She seems very interested, now, in her racial heritage; she has changed her name to a much more African-sounding one — Wangero Leewanika Kemanjo — because she claims that she wants to distance herself from the whites who have oppressed her.

Why are the quilts so important to understanding the story everyday use?

Quilts. “Everyday Use” focuses on the bonds between women of different generations and their enduring legacy, as symbolized in the quilts they fashion together. This connection between generations is strong, yet Dee’s arrival and lack of understanding of her history shows that those bonds are vulnerable as well.

Why does Maggie give the quilts to her sister?

Unlike her sister, Dee, Maggie loves the family quilts because she knows the people whose lives and stories are represented by them. She even knows how to quilt herself. Her mother has promised Maggie the quilts, which Dee has already once refused, when she gets married because they are meaningful to her.

Why does Dee change her name in everyday use?

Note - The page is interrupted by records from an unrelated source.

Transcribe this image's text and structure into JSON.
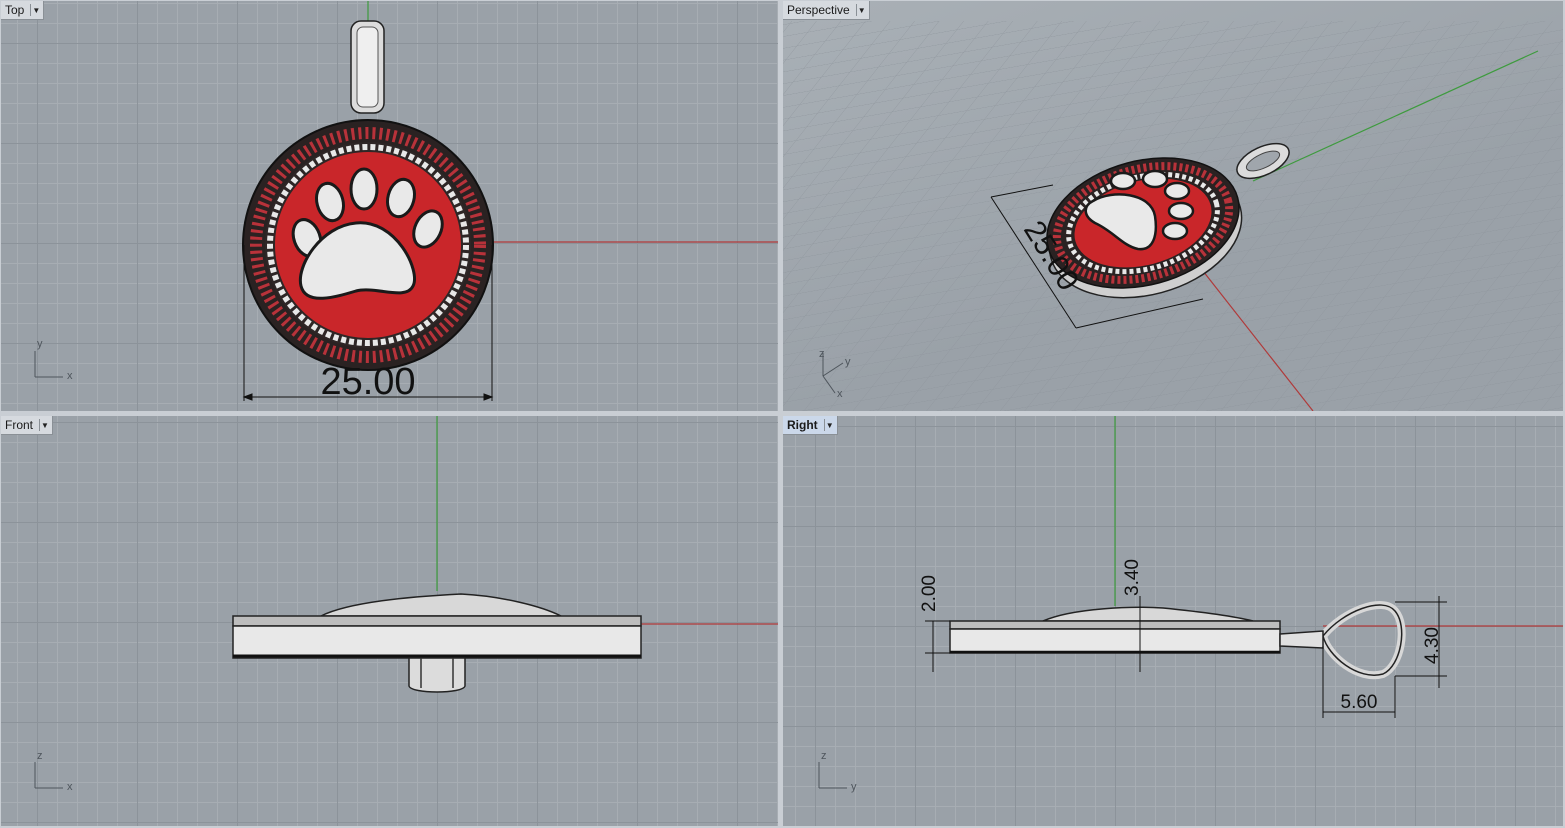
{
  "viewports": {
    "top": {
      "title": "Top",
      "dimension": "25.00",
      "axes": {
        "v": "y",
        "h": "x"
      }
    },
    "perspective": {
      "title": "Perspective",
      "dimension": "25.00",
      "axes": {
        "z": "z",
        "y": "y",
        "x": "x"
      }
    },
    "front": {
      "title": "Front",
      "axes": {
        "v": "z",
        "h": "x"
      }
    },
    "right": {
      "title": "Right",
      "dimensions": {
        "thickness": "2.00",
        "height": "3.40",
        "bail_height": "4.30",
        "bail_width": "5.60"
      },
      "axes": {
        "v": "z",
        "h": "y"
      }
    }
  },
  "icons": {
    "viewport_menu": "dropdown-arrow-icon"
  },
  "colors": {
    "background": "#9aa1a8",
    "grid_minor": "#a7adb3",
    "grid_major": "#8c939a",
    "x_axis": "#b03a3a",
    "y_axis": "#3e9b3e",
    "enamel_red": "#c9262a",
    "metal": "#e4e4e4",
    "active_tab": "#cbd8ea"
  }
}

When Dee returns home, she has changed her name to Wangero Leewanika Kemanjo because she “… couldn’t bear it any longer, being named after the people who oppress me.” Mama reminds her that she was named after her aunt Dicie who was called Big Dee.